Quantcast

Local organizations support hunger strike

CRAIG D. FRAZIER Special to the AmNews | 7/20/2011, 5:04 p.m.

More than 200 prisoners at Pelican Bay State Prison Security Housing Unit (SHU), Corridor D, have been on a hunger strike since July 1. The prisoners allege that the conditions constitute human rights violations and violate both U.S. and international law. The D corridor (also known as the "short" corridor) has the highest level of restricted incarceration in the state and the most severe conditions in the nation.

Last week, the International Action Center (IAC) and the Bail Out the People Movement held a protest at the California State Franchise Office in New York City. The rally was an act of solidarity in support of the hunger strike at Pelican Bay.

"We are not a traditional prisoners' rights organization, but the crisis at Pelican Bay and prisons overall compels the progressive and solidarity movement to come out on this issue," stated Teresa Gutierrez, IAC national coordinator. "We support the demands of the hunger strikers. We hold Governor [Jerry] Brown, prison officials as well as the Obama administration accountable for their health. The situation is dire. Even before the prisoners started their hunger strike, nutrition, health and all general conditions were deplorable.

Gutierrez feels that isolation in the SHU amounts to torture. "Guantanamo Bay is right here in America, in the prisons of California and elsewhere," she added. "The population is overwhelmingly Black and Latino, not because we are the most criminal, but because we are the ones most targeted by a racist and anti-poor system." She urges anyone wishing to support the cause to call Brown and California prison officials now. Tell them no more deaths, negotiate with the hunger strikers and to meet their demands now.

The prisoners' list of demands include that the California Department of Corrections comply with U.S. Commission 2006 recommendations regarding an end to long-term solitary confinement.

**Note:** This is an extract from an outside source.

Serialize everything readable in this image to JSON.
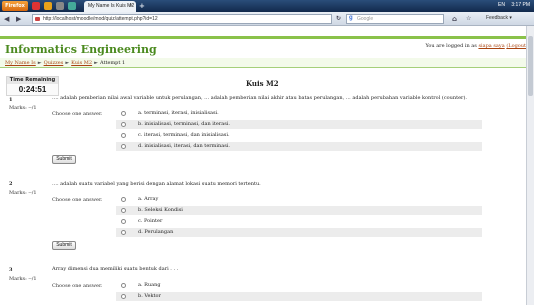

They also want to abolish the debriefing policy, modify active/inactive gang status criteria and restructure criteria that justify unnecessary punitive acts.